Much more troubling, he says, are concepts such as the multiverse because the other universes that it postulates probably cannot be observed from our own, even in principle. “Just to argue that [string theory] is not science because it’s not testable at the moment is absurd,” says Gross, who shared a Nobel prize in 2004 for his work on the strong nuclear force, which is well tested in experiments, and has also made important contributions to string theory.
Suggestions that we need ‘new methods’ have been made, but attempts to replace empirical testability have always failed.
Workshop attendee Carlo Rovelli, a theoretical physicist at Aix-Marseille University in France, agrees that just because string theory is not testable now does not mean that it is not worth theorists’ time. But the main target of Ellis and Silk’s piece were observations made by philosopher Richard Dawid of Ludwig Maximilian University in his book String Theory and the Scientific Method (Cambridge Univ. Press, 2013). Dawid wrote that string theorists had started to follow the principles of Bayesian statistics, which estimates the likelihood of a certain prediction being true on the basis of prior knowledge, and later revises that estimate as more knowledge is acquired. But, Dawid notes, physicists have begun to use purely theoretical factors, such as the internal consistency of a theory or the absence of credible alternatives, to update estimates, instead of basing those revisions on actual data.
At the workshop, Gross, who has suggested that a lack of alternatives to string theory makes it more likely to be correct, sparred with Rovelli, who has worked for years on an alternative called loop quantum gravity. Rovelli flatly opposes the assumption that there are no viable alternatives. Ellis, meanwhile, rejects the idea that theoretical factors can improve odds. “My response to Bayesianism is: new evidence must be experimental evidence,” he says.
Others flagged up separate issues surrounding the use of Bayesian statistics to bolster string theory. Sabine Hossenfelder, a physicist at the Frankfurt Institute for Advanced Studies in Germany, said that the theory’s popularity may have contributed to the impression that it is the only game in town. But string theory probably gained momentum for sociological reasons, she said: young researchers may have turned to it because the job prospects are better than in a lesser-known field, for example.
Historian of science Helge Kragh of Aarhus University in Denmark drew on historical perspective. “Suggestions that we need ‘new methods of science’ have been made before, but attempts to replace empirical testability with some other criteria have always failed,” he said. But at least the problem is confined to just a few areas of physics, he added. “String theory and multiverse cosmology are but a very small part of what most physicists do.”
That is cold comfort to Rovelli, who stressed the need for a clear distinction between scientific theories that are well established by experiments and those that are speculative. “It’s very bad when people stop you in the street and say, ‘Did you know that the world is made of strings and that there are parallel worlds?’.”
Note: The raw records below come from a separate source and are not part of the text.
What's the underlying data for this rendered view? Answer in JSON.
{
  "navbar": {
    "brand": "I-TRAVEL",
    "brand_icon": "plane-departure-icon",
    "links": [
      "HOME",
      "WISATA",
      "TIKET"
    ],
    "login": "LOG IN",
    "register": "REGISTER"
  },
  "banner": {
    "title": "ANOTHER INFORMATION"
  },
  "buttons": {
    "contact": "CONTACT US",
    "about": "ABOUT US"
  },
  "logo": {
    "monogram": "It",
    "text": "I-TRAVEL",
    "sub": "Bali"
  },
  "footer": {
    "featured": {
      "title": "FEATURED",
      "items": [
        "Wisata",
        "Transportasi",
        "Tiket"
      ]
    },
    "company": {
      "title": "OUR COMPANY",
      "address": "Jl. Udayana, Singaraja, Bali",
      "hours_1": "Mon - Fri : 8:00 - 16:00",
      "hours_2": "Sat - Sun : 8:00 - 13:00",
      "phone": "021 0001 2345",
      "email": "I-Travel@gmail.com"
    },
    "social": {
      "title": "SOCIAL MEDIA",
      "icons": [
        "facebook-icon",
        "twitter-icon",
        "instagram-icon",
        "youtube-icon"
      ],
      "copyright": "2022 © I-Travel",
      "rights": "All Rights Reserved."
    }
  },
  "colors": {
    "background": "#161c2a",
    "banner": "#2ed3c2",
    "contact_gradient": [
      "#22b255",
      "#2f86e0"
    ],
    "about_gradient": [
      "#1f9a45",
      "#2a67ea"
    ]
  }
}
At the end of the workshop, the feuding physicsts did not seem any closer to agreement. Dawid — who co-organized the event with Silk, Ellis and others — says that he does not expect people to change their positions in a fundamental way. But he hopes that exposure to other lines of reasoning might “result in slight rapprochement”. Ellis suggests that a more immersive format, such as a two-week summer school, might be more successful at producing a consensus.
Related links in Nature Research
Related external links
About this article
Cite this article
Castelvecchi, D. Feuding physicists turn to philosophy for help. Nature 528, 446–447 (2015). https://doi.org/10.1038/528446a
This article is cited by
Foundations of Science (2018)